--- Excerpted data ---

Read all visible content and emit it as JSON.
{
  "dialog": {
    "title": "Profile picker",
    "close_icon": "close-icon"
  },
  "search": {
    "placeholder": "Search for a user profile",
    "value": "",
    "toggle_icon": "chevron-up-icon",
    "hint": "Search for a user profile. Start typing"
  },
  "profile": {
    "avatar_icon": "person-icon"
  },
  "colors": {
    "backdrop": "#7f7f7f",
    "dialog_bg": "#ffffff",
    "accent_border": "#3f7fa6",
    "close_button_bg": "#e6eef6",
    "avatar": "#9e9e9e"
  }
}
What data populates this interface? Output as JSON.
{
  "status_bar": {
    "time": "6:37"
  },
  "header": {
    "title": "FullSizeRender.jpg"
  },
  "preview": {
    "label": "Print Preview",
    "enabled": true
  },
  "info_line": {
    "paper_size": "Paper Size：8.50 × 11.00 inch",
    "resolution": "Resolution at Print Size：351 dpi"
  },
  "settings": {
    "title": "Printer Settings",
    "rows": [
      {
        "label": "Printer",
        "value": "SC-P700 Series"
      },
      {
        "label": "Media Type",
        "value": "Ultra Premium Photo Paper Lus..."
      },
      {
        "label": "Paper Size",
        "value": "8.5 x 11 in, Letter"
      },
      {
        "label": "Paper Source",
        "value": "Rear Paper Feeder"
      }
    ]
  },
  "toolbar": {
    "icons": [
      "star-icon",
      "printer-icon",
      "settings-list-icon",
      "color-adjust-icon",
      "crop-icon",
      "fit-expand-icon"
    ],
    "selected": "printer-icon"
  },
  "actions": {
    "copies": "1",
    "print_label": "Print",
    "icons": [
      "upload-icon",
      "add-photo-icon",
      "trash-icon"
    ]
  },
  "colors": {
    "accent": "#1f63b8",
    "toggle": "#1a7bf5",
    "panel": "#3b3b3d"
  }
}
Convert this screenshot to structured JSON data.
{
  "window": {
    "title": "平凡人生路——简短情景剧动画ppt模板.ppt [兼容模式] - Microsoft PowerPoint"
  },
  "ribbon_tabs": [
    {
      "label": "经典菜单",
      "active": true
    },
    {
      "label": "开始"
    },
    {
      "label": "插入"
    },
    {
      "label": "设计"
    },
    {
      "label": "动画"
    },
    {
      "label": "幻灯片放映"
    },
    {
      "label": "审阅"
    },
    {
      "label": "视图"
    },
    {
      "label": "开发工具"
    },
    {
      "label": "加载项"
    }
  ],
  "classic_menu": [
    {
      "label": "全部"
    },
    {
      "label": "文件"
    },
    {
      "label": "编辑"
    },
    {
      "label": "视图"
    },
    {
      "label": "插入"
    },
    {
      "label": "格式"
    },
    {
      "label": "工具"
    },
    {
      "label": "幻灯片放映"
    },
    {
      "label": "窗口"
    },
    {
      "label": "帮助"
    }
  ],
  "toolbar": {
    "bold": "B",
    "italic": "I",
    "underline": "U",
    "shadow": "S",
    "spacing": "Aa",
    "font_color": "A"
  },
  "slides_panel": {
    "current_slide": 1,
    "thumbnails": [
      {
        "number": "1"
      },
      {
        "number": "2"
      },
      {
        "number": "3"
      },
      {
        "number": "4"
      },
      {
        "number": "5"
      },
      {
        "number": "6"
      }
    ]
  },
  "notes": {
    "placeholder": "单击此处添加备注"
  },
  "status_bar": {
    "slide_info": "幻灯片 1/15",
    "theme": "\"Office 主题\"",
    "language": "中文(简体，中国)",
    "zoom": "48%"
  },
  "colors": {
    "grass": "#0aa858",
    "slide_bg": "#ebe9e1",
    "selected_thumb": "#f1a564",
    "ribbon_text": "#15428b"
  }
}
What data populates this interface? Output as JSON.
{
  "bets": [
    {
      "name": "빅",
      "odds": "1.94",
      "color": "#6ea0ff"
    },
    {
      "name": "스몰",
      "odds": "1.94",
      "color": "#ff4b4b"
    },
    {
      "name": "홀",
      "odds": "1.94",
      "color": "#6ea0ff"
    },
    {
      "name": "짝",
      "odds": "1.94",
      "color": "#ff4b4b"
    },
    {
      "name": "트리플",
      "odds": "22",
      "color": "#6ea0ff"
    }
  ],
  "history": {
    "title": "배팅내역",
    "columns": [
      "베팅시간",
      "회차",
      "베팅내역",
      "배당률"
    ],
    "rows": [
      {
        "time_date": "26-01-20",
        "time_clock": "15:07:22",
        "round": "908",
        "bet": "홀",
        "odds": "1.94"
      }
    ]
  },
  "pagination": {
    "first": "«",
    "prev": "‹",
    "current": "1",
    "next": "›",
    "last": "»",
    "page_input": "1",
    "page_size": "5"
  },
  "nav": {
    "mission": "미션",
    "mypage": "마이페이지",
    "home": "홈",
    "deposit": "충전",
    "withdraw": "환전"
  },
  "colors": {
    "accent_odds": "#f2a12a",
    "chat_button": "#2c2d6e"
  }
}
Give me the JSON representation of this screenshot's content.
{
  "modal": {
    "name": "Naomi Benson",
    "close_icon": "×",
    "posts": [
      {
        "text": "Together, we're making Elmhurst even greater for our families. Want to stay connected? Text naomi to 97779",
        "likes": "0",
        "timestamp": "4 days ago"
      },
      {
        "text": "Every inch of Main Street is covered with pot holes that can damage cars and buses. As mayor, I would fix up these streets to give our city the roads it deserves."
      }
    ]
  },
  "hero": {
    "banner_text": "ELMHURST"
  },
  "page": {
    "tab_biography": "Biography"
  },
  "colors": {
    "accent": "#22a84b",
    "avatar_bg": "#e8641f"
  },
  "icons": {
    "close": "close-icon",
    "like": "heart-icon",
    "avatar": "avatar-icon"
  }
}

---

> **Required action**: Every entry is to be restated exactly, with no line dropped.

> **Written solution**:
Read all visible content and emit it as JSON.
{
  "dialog": {
    "title": "Profile picker",
    "close_icon": "close-icon"
  },
  "search": {
    "placeholder": "Search for a user profile",
    "value": "",
    "toggle_icon": "chevron-up-icon",
    "hint": "Search for a user profile. Start typing"
  },
  "profile": {
    "avatar_icon": "person-icon"
  },
  "colors": {
    "backdrop": "#7f7f7f",
    "dialog_bg": "#ffffff",
    "accent_border": "#3f7fa6",
    "close_button_bg": "#e6eef6",
    "avatar": "#9e9e9e"
  }
}
What data populates this interface? Output as JSON.
{
  "status_bar": {
    "time": "6:37"
  },
  "header": {
    "title": "FullSizeRender.jpg"
  },
  "preview": {
    "label": "Print Preview",
    "enabled": true
  },
  "info_line": {
    "paper_size": "Paper Size：8.50 × 11.00 inch",
    "resolution": "Resolution at Print Size：351 dpi"
  },
  "settings": {
    "title": "Printer Settings",
    "rows": [
      {
        "label": "Printer",
        "value": "SC-P700 Series"
      },
      {
        "label": "Media Type",
        "value": "Ultra Premium Photo Paper Lus..."
      },
      {
        "label": "Paper Size",
        "value": "8.5 x 11 in, Letter"
      },
      {
        "label": "Paper Source",
        "value": "Rear Paper Feeder"
      }
    ]
  },
  "toolbar": {
    "icons": [
      "star-icon",
      "printer-icon",
      "settings-list-icon",
      "color-adjust-icon",
      "crop-icon",
      "fit-expand-icon"
    ],
    "selected": "printer-icon"
  },
  "actions": {
    "copies": "1",
    "print_label": "Print",
    "icons": [
      "upload-icon",
      "add-photo-icon",
      "trash-icon"
    ]
  },
  "colors": {
    "accent": "#1f63b8",
    "toggle": "#1a7bf5",
    "panel": "#3b3b3d"
  }
}
Convert this screenshot to structured JSON data.
{
  "window": {
    "title": "平凡人生路——简短情景剧动画ppt模板.ppt [兼容模式] - Microsoft PowerPoint"
  },
  "ribbon_tabs": [
    {
      "label": "经典菜单",
      "active": true
    },
    {
      "label": "开始"
    },
    {
      "label": "插入"
    },
    {
      "label": "设计"
    },
    {
      "label": "动画"
    },
    {
      "label": "幻灯片放映"
    },
    {
      "label": "审阅"
    },
    {
      "label": "视图"
    },
    {
      "label": "开发工具"
    },
    {
      "label": "加载项"
    }
  ],
  "classic_menu": [
    {
      "label": "全部"
    },
    {
      "label": "文件"
    },
    {
      "label": "编辑"
    },
    {
      "label": "视图"
    },
    {
      "label": "插入"
    },
    {
      "label": "格式"
    },
    {
      "label": "工具"
    },
    {
      "label": "幻灯片放映"
    },
    {
      "label": "窗口"
    },
    {
      "label": "帮助"
    }
  ],
  "toolbar": {
    "bold": "B",
    "italic": "I",
    "underline": "U",
    "shadow": "S",
    "spacing": "Aa",
    "font_color": "A"
  },
  "slides_panel": {
    "current_slide": 1,
    "thumbnails": [
      {
        "number": "1"
      },
      {
        "number": "2"
      },
      {
        "number": "3"
      },
      {
        "number": "4"
      },
      {
        "number": "5"
      },
      {
        "number": "6"
      }
    ]
  },
  "notes": {
    "placeholder": "单击此处添加备注"
  },
  "status_bar": {
    "slide_info": "幻灯片 1/15",
    "theme": "\"Office 主题\"",
    "language": "中文(简体，中国)",
    "zoom": "48%"
  },
  "colors": {
    "grass": "#0aa858",
    "slide_bg": "#ebe9e1",
    "selected_thumb": "#f1a564",
    "ribbon_text": "#15428b"
  }
}
What data populates this interface? Output as JSON.
{
  "bets": [
    {
      "name": "빅",
      "odds": "1.94",
      "color": "#6ea0ff"
    },
    {
      "name": "스몰",
      "odds": "1.94",
      "color": "#ff4b4b"
    },
    {
      "name": "홀",
      "odds": "1.94",
      "color": "#6ea0ff"
    },
    {
      "name": "짝",
      "odds": "1.94",
      "color": "#ff4b4b"
    },
    {
      "name": "트리플",
      "odds": "22",
      "color": "#6ea0ff"
    }
  ],
  "history": {
    "title": "배팅내역",
    "columns": [
      "베팅시간",
      "회차",
      "베팅내역",
      "배당률"
    ],
    "rows": [
      {
        "time_date": "26-01-20",
        "time_clock": "15:07:22",
        "round": "908",
        "bet": "홀",
        "odds": "1.94"
      }
    ]
  },
  "pagination": {
    "first": "«",
    "prev": "‹",
    "current": "1",
    "next": "›",
    "last": "»",
    "page_input": "1",
    "page_size": "5"
  },
  "nav": {
    "mission": "미션",
    "mypage": "마이페이지",
    "home": "홈",
    "deposit": "충전",
    "withdraw": "환전"
  },
  "colors": {
    "accent_odds": "#f2a12a",
    "chat_button": "#2c2d6e"
  }
}
Give me the JSON representation of this screenshot's content.
{
  "modal": {
    "name": "Naomi Benson",
    "close_icon": "×",
    "posts": [
      {
        "text": "Together, we're making Elmhurst even greater for our families. Want to stay connected? Text naomi to 97779",
        "likes": "0",
        "timestamp": "4 days ago"
      },
      {
        "text": "Every inch of Main Street is covered with pot holes that can damage cars and buses. As mayor, I would fix up these streets to give our city the roads it deserves."
      }
    ]
  },
  "hero": {
    "banner_text": "ELMHURST"
  },
  "page": {
    "tab_biography": "Biography"
  },
  "colors": {
    "accent": "#22a84b",
    "avatar_bg": "#e8641f"
  },
  "icons": {
    "close": "close-icon",
    "like": "heart-icon",
    "avatar": "avatar-icon"
  }
}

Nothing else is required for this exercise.